[Assignment] Report every line of the records below that contains the word "Visual".

Web page and app entries

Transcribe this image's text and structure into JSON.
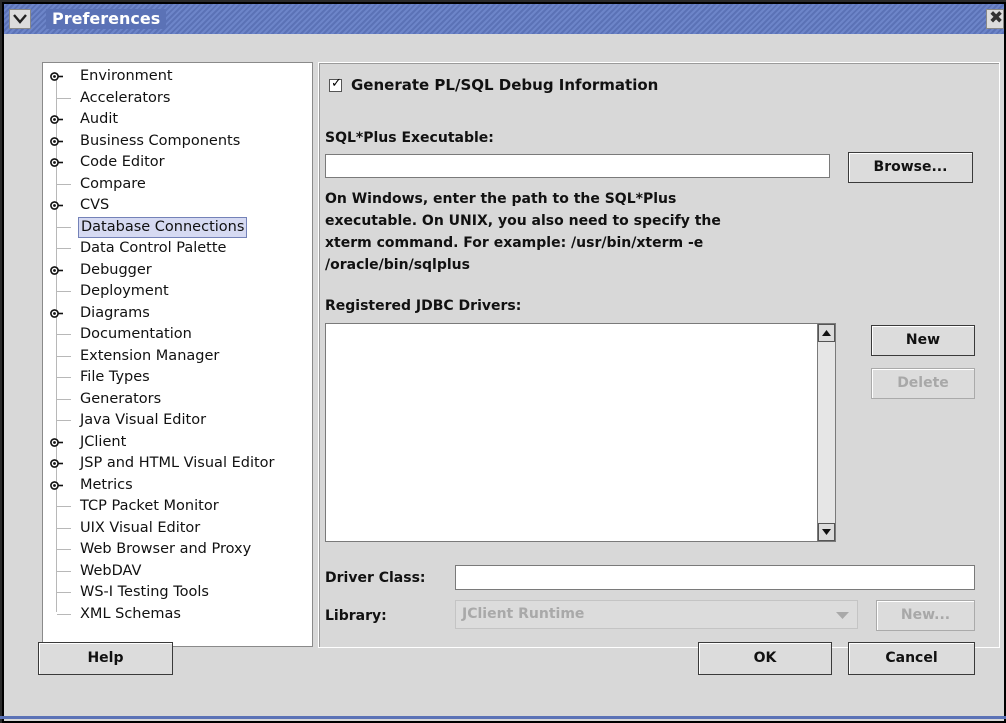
{
  "window": {
    "title": "Preferences"
  },
  "tree": {
    "items": [
      {
        "label": "Environment",
        "expandable": true
      },
      {
        "label": "Accelerators",
        "expandable": false
      },
      {
        "label": "Audit",
        "expandable": true
      },
      {
        "label": "Business Components",
        "expandable": true
      },
      {
        "label": "Code Editor",
        "expandable": true
      },
      {
        "label": "Compare",
        "expandable": false
      },
      {
        "label": "CVS",
        "expandable": true
      },
      {
        "label": "Database Connections",
        "expandable": false,
        "selected": true
      },
      {
        "label": "Data Control Palette",
        "expandable": false
      },
      {
        "label": "Debugger",
        "expandable": true
      },
      {
        "label": "Deployment",
        "expandable": false
      },
      {
        "label": "Diagrams",
        "expandable": true
      },
      {
        "label": "Documentation",
        "expandable": false
      },
      {
        "label": "Extension Manager",
        "expandable": false
      },
      {
        "label": "File Types",
        "expandable": false
      },
      {
        "label": "Generators",
        "expandable": false
      },
      {
        "label": "Java Visual Editor",
        "expandable": false
      },
      {
        "label": "JClient",
        "expandable": true
      },
      {
        "label": "JSP and HTML Visual Editor",
        "expandable": true
      },
      {
        "label": "Metrics",
        "expandable": true
      },
      {
        "label": "TCP Packet Monitor",
        "expandable": false
      },
      {
        "label": "UIX Visual Editor",
        "expandable": false
      },
      {
        "label": "Web Browser and Proxy",
        "expandable": false
      },
      {
        "label": "WebDAV",
        "expandable": false
      },
      {
        "label": "WS-I Testing Tools",
        "expandable": false
      },
      {
        "label": "XML Schemas",
        "expandable": false
      }
    ]
  },
  "panel": {
    "debug_checkbox": {
      "label": "Generate PL/SQL Debug Information",
      "checked": true
    },
    "sqlplus": {
      "label": "SQL*Plus Executable:",
      "value": "",
      "browse_label": "Browse..."
    },
    "description": [
      "On Windows, enter the path to the SQL*Plus",
      "executable.  On UNIX, you also need to specify the",
      "xterm command.  For example: /usr/bin/xterm -e",
      "/oracle/bin/sqlplus"
    ],
    "jdbc": {
      "label": "Registered JDBC Drivers:",
      "new_label": "New",
      "delete_label": "Delete"
    },
    "driver_class": {
      "label": "Driver Class:",
      "value": ""
    },
    "library": {
      "label": "Library:",
      "selected": "JClient Runtime",
      "new_label": "New..."
    }
  },
  "footer": {
    "help_label": "Help",
    "ok_label": "OK",
    "cancel_label": "Cancel"
  }
}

[Answer to the exercise]
        "label": "Java Visual Editor",
        "label": "JSP and HTML Visual Editor",
        "label": "UIX Visual Editor",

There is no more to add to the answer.